Comments

  • "The hope is they'll come for the softball tournament but then come back and visit for extended stay," he said.

    Isn't this about a little league tournament? Little league, if I'm not mistaken, is baseball not softball. If you are going to be part of an article, at least sound like you know what is happening. This should be about the kids not the money.

    July 8, 2011 at 9:15 p.m.
  • HookEm1, I totally agree. When when what's good for the community is measured by whether or not it makes a positive financial impact, our culture is going down the drain. When community events are based n their ability to make money they will be much more prone to fail than if they are based on having FUN. When people have a good time the extra income will be a welcome byproduct.

    July 8, 2011 at 11:36 a.m.
  • This comment was removed by the site staff for violation of the usage agreement.

    July 8, 2011 at 8:28 a.m.
  • Thanks Edith, yes I did miss it.

    Vicad, I apologize for the sarcasm.

    A million might be a stretch but it was good for Victoria.

    July 8, 2011 at 7:24 a.m.
  • Jasonbourne—you must have missed this story on last year’s Hooters’ Tournament: http://www.victoriaadvocate.com/news/... . The title on it is “Golf tournament will infuse about $1 million into Victoria economy, experts estimate”. In this article, Randy Vivian is quoted, “It took about $70,000 to put the tournament together, but the event will infuse about $1 million back into the community…That's bang for your buck right there.”

    Apparently it was the Hooters’ Tour’s turn last year. This year it is Little League’s turn, and that’s a good thing.

    Back to the Hooters’ Golf Tournament—I wish the Advocate had followed up on Vivian’s prediction. I’m still wondering if our sales tax revenue for that quarter reflects that million in sales or not.

    Hookem1—for the Advocate to constantly remind us that all things that exchange money for goods or services is economic development is insulting don’t you think? Or that it only counts if it is of a large scale. But yeah, the obligatory quote from Vivian or Dale Fowler is getting old. Vivian’s track record could be better in attracting retail. Fowler scores once a decade.

    I could not possibly agree with you more.

    July 8, 2011 at 6:55 a.m.
  • Victoria Country Club recently hosted a fantastic 4 DAY professional golf tournament. Lot's of Hooters personnel, lot's of golfers, golfers families, caddies, and visitors came to town for this.

    Apparently there is no benefit for Victoria from this event. I'm not sure how they did it but none of these folks bought food, gas, spent the night, or did anything while in town for 4 DAYS. Strange!!!

    Actually most of these folks were here for 6 days.

    July 8, 2011 at 6:06 a.m.
  • Come on, Victoria Advocate! It is a bunch of baseball games. It is suppose to be a fun events for kids and parents.

    Why, does the Advocate feel compelled to turn everything that happens in this town into an economic development issue?

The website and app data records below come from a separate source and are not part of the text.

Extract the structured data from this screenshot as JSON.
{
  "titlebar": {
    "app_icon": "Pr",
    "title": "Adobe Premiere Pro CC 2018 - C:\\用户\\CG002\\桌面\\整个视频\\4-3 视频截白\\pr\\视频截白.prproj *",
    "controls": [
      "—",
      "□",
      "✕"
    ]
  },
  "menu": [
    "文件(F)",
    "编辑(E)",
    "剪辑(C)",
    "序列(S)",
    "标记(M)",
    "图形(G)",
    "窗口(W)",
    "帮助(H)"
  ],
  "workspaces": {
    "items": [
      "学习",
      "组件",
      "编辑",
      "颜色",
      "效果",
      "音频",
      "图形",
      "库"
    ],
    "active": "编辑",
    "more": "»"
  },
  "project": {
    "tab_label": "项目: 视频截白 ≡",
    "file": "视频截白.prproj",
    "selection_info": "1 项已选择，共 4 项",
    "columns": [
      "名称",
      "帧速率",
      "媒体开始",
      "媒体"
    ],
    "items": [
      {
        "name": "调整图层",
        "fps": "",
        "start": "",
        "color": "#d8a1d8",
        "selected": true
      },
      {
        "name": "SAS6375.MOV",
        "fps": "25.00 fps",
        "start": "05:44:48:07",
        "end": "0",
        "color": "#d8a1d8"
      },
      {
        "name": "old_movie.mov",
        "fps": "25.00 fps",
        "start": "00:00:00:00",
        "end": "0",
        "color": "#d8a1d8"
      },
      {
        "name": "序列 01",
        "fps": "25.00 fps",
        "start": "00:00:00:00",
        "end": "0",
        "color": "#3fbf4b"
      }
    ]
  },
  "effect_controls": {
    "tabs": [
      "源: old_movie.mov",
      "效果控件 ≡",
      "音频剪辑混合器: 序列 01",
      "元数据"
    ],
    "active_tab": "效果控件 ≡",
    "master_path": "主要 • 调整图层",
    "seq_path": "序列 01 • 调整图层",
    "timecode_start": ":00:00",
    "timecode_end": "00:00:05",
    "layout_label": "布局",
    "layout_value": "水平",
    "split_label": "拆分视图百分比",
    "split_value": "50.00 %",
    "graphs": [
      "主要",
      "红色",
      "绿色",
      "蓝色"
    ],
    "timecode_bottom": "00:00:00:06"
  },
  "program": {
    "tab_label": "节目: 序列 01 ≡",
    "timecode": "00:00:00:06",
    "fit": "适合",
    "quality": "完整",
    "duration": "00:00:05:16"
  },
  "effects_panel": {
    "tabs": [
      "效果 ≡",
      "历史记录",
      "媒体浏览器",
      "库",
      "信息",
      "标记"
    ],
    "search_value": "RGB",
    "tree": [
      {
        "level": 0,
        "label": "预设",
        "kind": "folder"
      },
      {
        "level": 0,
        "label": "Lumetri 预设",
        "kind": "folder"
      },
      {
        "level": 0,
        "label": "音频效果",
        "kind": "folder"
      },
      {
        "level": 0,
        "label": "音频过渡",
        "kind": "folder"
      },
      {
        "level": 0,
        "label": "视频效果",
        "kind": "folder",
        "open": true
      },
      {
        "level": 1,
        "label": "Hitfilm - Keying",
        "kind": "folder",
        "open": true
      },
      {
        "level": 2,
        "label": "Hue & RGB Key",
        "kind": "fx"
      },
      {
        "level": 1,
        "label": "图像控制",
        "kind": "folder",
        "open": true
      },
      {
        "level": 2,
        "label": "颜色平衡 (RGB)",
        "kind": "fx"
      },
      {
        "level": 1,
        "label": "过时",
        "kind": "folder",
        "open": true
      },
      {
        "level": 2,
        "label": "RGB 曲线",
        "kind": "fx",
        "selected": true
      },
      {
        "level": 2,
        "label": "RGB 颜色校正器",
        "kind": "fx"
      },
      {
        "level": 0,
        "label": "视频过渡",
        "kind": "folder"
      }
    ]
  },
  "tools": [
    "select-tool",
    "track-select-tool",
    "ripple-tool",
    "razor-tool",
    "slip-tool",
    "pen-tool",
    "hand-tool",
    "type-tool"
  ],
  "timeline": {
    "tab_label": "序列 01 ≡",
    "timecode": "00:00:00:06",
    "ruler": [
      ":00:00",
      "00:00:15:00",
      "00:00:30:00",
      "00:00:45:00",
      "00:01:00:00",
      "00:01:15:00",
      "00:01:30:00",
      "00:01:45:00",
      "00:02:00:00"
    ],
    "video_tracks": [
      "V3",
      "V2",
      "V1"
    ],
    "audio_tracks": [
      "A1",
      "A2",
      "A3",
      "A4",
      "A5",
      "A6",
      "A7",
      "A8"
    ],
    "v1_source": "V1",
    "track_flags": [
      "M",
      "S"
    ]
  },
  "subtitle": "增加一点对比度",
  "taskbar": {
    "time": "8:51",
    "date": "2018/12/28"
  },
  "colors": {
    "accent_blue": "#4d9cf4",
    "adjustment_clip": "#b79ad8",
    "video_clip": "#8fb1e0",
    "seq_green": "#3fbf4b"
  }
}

    What comes next? Do you stop all visitors at the city limits and fit them with a UPC bar code, so you can keep count of how much they spend and then figure the 1 1/2% tax they are paying?

    Does every single event you cover require a quote from Randy Vivian or Dale Fowler explaining how we are all just a small cog in the all important Victoria economic development plan?

    You report ... "Events like the tournament are good for the community because they contribute to the sales tax base", said Randy Vivian.
    Well, I say that is bull! Baseball games were good waaay before there was ever such a thing as a "sales tax base"!

    For crying-out-loud, this reader does NOT believe that our sole reason for existence is "to contribute to the sales tax base". What does it say for a community, when you come to the point that you can not even let a bunch of kids play baseball ... without figuring out how much tax revenue is generated?

    It is a sad commentary, if this newspaper really reflects the majority of thinking in Victoria.

    July 8, 2011 at 4:13 a.m.